-- PROBLEM --
One figure is the expected answer: how many lines in the listing contain "arange".
** SOURCE MATERIAL follows **
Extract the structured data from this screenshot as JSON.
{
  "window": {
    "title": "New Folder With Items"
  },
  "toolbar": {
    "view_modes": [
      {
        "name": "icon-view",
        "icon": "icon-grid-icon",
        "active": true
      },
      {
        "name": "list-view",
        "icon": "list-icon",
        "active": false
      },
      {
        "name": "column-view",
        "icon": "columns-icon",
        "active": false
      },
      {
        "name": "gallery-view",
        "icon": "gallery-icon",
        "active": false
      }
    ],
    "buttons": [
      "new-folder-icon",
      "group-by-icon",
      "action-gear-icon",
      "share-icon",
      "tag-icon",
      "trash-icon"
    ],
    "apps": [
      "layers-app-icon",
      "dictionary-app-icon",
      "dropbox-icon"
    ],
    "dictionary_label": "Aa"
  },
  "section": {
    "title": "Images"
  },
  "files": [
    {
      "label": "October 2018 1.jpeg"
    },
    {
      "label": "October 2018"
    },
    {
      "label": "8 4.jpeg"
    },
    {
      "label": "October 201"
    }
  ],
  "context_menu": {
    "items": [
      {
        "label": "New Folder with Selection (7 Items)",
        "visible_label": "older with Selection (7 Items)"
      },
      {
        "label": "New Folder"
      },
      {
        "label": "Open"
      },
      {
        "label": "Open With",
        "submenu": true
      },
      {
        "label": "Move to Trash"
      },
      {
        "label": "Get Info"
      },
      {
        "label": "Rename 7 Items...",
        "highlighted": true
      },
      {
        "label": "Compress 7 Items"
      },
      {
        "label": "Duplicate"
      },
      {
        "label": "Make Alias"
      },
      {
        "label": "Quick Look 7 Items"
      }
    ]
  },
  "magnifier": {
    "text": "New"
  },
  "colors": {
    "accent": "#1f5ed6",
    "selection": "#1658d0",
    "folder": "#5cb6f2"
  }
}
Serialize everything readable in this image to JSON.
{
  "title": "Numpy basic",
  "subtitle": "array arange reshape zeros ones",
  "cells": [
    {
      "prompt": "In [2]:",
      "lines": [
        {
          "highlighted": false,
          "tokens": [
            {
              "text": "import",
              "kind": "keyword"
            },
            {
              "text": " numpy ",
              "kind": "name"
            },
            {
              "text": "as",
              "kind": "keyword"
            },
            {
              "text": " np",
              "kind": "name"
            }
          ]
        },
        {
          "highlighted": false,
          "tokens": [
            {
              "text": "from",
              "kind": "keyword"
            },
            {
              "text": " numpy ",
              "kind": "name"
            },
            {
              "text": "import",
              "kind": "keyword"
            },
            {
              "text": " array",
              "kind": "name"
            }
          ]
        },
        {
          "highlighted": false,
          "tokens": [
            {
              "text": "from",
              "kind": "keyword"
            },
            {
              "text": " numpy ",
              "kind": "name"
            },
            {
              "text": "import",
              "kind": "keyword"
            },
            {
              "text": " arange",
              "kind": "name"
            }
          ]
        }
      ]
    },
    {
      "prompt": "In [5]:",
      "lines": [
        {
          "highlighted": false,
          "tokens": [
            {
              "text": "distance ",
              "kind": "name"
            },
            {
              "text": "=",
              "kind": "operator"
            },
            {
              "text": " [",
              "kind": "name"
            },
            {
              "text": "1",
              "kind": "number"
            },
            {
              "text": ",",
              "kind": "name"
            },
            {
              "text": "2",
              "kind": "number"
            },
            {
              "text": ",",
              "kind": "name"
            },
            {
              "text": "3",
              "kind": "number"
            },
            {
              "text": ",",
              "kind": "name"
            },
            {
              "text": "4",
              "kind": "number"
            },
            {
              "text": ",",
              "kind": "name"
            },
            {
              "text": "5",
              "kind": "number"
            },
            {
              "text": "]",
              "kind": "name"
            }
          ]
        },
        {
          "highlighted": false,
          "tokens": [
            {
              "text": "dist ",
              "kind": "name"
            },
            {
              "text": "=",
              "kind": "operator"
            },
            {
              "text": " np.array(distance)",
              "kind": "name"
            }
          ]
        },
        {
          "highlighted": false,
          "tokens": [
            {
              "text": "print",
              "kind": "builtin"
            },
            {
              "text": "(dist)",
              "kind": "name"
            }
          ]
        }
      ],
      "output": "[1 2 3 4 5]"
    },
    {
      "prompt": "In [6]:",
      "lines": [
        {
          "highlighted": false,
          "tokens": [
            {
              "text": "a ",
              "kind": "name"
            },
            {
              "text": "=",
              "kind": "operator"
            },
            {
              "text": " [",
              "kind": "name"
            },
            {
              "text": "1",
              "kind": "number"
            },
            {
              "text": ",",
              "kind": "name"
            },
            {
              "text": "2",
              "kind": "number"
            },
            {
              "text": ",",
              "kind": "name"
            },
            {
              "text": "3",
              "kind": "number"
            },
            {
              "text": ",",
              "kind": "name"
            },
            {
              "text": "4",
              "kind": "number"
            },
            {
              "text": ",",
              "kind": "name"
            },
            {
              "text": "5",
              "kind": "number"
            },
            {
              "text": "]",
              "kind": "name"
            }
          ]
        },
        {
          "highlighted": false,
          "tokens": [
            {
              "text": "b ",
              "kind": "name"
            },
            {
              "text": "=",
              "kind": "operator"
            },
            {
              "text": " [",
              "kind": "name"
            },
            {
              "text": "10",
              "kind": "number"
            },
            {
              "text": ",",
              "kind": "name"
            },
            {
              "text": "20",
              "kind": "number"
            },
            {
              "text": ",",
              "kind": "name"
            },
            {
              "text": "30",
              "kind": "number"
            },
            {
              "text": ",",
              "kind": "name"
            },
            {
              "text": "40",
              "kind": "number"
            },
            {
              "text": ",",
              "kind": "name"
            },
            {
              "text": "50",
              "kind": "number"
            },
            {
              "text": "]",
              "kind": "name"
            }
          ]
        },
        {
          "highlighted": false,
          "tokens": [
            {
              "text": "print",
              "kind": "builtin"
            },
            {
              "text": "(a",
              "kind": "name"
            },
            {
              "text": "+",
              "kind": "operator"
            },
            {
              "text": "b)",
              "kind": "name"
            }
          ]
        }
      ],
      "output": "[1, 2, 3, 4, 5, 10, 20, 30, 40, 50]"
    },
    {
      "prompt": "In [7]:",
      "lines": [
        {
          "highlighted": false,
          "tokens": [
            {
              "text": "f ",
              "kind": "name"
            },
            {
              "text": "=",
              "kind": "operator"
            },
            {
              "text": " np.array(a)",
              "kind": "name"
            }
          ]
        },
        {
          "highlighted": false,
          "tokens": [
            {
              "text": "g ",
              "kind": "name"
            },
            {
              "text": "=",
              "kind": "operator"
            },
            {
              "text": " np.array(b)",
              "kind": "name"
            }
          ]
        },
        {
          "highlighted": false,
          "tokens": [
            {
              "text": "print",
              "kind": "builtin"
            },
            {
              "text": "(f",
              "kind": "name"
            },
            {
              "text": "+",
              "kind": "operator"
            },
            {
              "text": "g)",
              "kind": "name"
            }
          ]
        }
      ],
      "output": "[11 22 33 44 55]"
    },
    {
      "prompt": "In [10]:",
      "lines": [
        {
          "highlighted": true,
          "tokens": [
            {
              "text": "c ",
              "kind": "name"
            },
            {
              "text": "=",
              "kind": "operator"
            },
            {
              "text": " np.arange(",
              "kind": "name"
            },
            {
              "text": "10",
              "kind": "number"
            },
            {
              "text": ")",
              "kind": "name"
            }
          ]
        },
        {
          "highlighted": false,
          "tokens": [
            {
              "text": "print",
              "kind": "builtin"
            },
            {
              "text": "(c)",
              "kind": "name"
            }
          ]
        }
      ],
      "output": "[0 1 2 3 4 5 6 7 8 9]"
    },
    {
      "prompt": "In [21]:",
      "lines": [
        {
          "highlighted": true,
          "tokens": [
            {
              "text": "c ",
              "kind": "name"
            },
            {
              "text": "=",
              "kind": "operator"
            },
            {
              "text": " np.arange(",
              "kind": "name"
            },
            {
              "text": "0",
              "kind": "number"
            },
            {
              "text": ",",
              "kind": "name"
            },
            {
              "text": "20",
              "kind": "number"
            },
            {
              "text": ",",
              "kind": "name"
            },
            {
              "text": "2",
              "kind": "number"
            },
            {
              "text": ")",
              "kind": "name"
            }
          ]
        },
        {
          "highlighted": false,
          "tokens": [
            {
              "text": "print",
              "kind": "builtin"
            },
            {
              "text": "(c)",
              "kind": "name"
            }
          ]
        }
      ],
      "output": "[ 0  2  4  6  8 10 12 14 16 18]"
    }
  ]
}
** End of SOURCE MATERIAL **
-- OUTPUT BELOW --
4